|In the fall of 1990, Walter C. Righter, acting as an assisting bishop in New Jersey's Episcopal Diocese of Newark, ordained a highly qualified gay man who lived with his partner in a committed relationship. It was not the first such ordination and not even the first highly publicized one, but in 1995, a small group of fellow bishops brought charges against Righter for what he had done.
In A Pilgrim's Way, Bishop Righter tells his own story and the story of the ordination. He uncovers the machinations that set the conditions for such a trial long before the "victim" was selected.
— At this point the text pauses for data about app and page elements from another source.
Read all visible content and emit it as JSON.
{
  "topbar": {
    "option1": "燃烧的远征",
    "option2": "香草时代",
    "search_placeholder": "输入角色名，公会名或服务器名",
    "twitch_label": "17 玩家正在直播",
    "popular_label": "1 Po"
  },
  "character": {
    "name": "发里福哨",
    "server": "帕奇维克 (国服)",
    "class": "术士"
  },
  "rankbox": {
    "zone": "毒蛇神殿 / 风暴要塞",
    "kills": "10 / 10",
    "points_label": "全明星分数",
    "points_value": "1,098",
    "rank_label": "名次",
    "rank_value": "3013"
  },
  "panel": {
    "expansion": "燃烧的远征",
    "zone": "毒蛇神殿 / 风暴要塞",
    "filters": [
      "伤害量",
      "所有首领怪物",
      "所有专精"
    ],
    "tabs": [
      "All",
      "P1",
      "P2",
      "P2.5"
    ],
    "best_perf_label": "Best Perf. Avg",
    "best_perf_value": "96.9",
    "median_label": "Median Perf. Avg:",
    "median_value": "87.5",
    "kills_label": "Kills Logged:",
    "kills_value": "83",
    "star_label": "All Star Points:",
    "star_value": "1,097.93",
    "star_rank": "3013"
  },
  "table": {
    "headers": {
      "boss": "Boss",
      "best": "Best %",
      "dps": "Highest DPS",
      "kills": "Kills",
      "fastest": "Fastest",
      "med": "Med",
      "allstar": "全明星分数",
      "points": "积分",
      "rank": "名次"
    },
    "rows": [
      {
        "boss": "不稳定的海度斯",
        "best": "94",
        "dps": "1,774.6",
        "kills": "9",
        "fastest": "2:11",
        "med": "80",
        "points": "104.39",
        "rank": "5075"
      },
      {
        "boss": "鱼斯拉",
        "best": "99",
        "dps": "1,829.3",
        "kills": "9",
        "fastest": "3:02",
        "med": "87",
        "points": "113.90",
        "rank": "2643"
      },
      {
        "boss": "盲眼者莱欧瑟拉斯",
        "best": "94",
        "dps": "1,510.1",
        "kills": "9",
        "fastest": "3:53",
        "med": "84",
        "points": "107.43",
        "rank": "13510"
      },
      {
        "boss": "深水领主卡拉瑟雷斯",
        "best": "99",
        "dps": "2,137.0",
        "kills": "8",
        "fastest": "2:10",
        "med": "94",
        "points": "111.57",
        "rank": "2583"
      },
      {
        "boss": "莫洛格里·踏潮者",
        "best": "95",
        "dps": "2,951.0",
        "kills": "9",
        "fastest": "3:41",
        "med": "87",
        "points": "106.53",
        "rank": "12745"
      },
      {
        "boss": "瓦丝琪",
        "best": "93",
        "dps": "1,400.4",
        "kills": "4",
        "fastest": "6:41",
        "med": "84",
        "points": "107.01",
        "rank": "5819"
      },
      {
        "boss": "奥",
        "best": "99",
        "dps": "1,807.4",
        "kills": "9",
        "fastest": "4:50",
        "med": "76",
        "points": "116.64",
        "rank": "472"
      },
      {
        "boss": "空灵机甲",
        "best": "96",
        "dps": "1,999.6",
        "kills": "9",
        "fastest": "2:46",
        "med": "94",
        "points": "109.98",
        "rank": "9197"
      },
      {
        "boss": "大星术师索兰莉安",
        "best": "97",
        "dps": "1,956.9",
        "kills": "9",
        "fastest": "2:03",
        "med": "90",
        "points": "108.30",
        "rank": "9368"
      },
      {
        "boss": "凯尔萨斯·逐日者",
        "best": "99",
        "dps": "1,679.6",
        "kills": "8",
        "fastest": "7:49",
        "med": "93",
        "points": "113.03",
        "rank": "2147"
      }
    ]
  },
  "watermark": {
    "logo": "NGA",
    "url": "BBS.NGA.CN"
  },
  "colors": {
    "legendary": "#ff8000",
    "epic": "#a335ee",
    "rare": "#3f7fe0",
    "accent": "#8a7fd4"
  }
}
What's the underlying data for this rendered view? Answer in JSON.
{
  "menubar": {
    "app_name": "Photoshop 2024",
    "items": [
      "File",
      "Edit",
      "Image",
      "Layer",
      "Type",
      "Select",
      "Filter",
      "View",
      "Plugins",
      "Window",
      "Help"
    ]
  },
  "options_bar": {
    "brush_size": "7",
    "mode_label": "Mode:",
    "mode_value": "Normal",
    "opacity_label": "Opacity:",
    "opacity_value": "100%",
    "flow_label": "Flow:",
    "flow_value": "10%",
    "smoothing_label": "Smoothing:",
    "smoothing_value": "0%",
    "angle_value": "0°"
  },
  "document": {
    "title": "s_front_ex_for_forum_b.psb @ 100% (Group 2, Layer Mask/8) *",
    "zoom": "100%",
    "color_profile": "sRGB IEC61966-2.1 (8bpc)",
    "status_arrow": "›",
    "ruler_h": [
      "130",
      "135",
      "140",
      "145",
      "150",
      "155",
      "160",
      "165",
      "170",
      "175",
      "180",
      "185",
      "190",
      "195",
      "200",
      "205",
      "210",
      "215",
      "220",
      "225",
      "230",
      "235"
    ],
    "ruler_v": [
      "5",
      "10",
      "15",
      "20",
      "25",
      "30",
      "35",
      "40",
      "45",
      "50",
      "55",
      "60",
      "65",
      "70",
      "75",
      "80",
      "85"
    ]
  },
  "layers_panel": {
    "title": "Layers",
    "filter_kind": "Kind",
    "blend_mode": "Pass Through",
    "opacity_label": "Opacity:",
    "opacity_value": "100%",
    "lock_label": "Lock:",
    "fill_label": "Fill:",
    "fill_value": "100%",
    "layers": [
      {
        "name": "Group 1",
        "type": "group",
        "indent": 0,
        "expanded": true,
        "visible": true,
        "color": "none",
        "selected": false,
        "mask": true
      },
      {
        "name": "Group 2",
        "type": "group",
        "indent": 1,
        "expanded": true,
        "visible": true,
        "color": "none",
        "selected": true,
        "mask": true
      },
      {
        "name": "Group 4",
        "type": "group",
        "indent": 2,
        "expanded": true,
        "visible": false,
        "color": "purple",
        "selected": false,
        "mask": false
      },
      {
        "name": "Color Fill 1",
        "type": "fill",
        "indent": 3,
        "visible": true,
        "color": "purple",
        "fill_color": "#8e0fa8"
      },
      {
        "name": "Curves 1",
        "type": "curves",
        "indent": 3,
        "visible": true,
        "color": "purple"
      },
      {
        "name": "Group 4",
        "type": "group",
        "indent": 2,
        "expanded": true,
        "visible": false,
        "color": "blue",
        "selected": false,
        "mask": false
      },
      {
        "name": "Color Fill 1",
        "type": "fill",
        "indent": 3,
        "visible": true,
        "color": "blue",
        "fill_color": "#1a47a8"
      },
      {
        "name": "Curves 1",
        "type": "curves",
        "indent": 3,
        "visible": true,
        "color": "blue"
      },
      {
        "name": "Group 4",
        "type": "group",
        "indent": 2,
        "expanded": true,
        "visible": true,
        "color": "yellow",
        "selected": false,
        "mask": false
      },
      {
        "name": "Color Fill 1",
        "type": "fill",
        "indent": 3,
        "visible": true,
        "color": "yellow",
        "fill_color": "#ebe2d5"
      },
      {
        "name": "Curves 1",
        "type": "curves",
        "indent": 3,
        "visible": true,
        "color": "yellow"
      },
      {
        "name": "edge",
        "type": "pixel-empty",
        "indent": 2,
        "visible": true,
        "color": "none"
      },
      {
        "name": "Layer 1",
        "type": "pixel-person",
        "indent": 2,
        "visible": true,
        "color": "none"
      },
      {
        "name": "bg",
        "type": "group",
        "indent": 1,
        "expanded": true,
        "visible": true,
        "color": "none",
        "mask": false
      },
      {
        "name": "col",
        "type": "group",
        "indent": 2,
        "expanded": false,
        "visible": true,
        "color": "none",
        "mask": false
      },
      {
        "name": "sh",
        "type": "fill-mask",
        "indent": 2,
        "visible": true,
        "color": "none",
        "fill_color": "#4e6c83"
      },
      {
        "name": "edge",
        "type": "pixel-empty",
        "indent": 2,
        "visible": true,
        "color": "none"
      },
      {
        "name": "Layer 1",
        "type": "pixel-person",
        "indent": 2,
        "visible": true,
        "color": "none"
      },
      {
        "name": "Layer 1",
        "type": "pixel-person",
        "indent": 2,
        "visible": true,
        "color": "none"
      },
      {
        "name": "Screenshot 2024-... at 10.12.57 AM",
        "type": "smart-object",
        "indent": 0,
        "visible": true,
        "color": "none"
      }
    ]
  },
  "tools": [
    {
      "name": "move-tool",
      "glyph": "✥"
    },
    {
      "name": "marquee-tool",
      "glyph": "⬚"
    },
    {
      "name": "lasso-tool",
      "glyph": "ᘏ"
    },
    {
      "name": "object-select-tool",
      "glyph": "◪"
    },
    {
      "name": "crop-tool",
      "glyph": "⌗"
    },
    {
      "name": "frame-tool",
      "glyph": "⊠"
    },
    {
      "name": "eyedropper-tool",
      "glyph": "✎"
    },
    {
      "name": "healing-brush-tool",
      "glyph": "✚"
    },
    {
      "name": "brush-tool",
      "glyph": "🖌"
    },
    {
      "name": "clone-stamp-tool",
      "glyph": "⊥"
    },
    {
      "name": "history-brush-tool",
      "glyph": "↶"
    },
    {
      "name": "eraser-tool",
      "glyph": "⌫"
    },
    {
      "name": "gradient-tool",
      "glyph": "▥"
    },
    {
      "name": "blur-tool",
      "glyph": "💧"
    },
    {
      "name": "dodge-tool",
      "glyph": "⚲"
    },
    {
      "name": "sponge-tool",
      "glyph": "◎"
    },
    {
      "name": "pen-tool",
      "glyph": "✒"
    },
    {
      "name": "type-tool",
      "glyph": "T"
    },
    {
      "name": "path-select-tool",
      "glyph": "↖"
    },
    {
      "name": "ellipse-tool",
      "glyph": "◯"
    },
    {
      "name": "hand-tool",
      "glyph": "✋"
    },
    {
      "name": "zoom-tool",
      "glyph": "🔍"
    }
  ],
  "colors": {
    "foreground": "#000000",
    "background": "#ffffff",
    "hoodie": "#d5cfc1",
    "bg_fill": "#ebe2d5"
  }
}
He recounts the accusation in 1995 of teaching false doctrine, the long wait for the process to unfold, the harassment, the hearings, the outpouring of support, the media attention, and the church court's eventual finding that no "core doctrine" had been violated. We see Bishop Righter's own rage and fear overcome as he begins to understand what fuels the rage and fear of his accusers. By the time his sixteen-month ordeal has ended he is proud to have been a catalyst for major decisions about gay and lesbian rights in the church.
Righter very forthrightly shares the insights he gained about the connection between misogyny and homophobia. He explains the inner, and often inglorious, workings of the House of Bishops. With great candor he reveals the undercurrents in his own life that may well have caused his opponents to think him vulnerable. It becomes quite clear, however, that those opponents badly misjudged both the man and the church. As Righter shows, the work begun in his defense and in his exoneration continued afterward and goes on still.
The "heretic" outed the church and became a hero. In A Pilgrim's Way we see how it happened.